I love the fact that there is a lot of mythology floating around about AD. Much of it is completely bogus, but hey, at least people are thinking about a problem or scenario, and if they are thinking, then that’s much easier to correct than someone who isn’t thinking at all.
One of the more entertaining things I’ve heard, is that you should never (ever) allow users to store photo’s in AD. Aww heck, there’s even an attribute in AD, called thumbnailPhoto, so what are you talking about? Sure, it’s going to be a “large” attribute, meaning you need to make sure that you have enough disk space for your database, but then again, so are certificates and nobody hops up on their soapbox when someone wants to deploy PKI!
Many months ago at Microsoft, we finished an internal project which published everyone’s photo into AD, and an add-on for Microsoft Outlook which allows user to “show pictures” of each person who is on the to line. This has turned out to be incredibly helpful, when you are going to walk into a meeting and don’t recognize anybody else that’s on the invite.
So what’s all the FUD about putting pictures in AD? Well…like anything else with AD, it’s not something which you should just go about willy-nilly, how about we stop and put some thought into it? For example, whatever process you use, shouldn’t allow users to add arbitrarily large images into the directory. We use a Sharepoint application, to scale down the images to an appropriate size. You should have some form of life cycle management for the pictures, so that you can make sure that they are updated/maintained with all of the other aspects of the user account.
You know, in short – You should manage this bit of data in the directory just like every other bit of data in the directory which you manage. Wrap appropriate controls around it, ensure it’s validity/integrity as necessary, etc…
Actually, the biggest problems with putting images into the directory, are not around the technology of doing so. There were many (many, many) discussions around whether you wanted to allow people to explicitly “opt-in” to publishing their picture, “opt-out” of publishing it, or “require” them to do so. After many discussions with our internal legal department, we found that for users in North America, we could publish their pictures without their consent, however the complex privacy laws in other parts of the world led us to providing an opt-in model for those users. Yeah, this actually did upset some of the North America users, but not too many and not that vocally.
Interesting bit of trivia though – one of the things we decided to do with our deployment, was to allow users to maintain their own pictures, via the Sharepoint application I talked about.

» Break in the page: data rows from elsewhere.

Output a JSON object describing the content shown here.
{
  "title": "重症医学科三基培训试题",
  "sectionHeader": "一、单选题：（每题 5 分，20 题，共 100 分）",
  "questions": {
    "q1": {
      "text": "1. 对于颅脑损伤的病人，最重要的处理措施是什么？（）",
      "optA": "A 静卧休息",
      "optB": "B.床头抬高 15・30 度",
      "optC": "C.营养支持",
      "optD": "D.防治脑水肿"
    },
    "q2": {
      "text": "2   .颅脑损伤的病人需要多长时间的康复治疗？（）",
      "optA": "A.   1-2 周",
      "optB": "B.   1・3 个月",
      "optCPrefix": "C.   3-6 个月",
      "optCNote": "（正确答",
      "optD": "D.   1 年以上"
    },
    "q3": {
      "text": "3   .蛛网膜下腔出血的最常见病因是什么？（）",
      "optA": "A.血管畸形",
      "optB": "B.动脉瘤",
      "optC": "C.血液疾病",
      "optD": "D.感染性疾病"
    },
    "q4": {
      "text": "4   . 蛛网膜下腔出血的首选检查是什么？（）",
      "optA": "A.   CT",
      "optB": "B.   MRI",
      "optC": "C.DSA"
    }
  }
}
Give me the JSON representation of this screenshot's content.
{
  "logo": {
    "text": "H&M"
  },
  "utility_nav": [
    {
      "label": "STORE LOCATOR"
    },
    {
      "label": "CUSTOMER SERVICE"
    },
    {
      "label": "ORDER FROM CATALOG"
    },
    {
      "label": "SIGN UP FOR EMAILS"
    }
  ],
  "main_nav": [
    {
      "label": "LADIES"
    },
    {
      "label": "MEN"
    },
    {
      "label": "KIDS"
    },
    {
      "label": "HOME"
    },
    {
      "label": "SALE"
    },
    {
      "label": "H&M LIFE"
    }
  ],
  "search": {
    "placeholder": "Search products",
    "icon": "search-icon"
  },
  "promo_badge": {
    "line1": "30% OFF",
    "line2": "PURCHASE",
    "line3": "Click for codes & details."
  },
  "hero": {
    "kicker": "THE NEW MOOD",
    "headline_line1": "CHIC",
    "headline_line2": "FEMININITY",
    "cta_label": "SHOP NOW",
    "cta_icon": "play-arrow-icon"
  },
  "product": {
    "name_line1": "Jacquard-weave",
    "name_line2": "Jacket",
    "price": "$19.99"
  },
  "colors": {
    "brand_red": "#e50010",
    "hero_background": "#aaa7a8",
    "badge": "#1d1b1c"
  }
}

This immediately led to a few different ideas about compromising the quality of this service. One team, considered having everybody on the team change their images to that of a single person. Others decided that changing their images to something that was more representative of their personalities, such as them snowboarding or their family.
Personally, my “corporate avatar” is:
Yes, that’s right – it’s a giant half-chicken half-squirrel. And if you have absolutely no idea what I’m talking about, then you don’t watch enough South Park (which is probably much healthier for you anyway)
random note: Picture cache, for those of you who have played with this, is located at: C:\Users\<user>\AppData\Local\Microsoft\Outlook\PictureCache
(BTW – For all the techy people out here who are looking for some useful nugget of information in all of this blathering – With the deployment of credential roaming in Windows Server 2008, which stores many more certificates, plus these pictures for all of our users, our typical database size has gone from about 13GB to about 22GB. We still build our typical server with 16GB of RAM though…)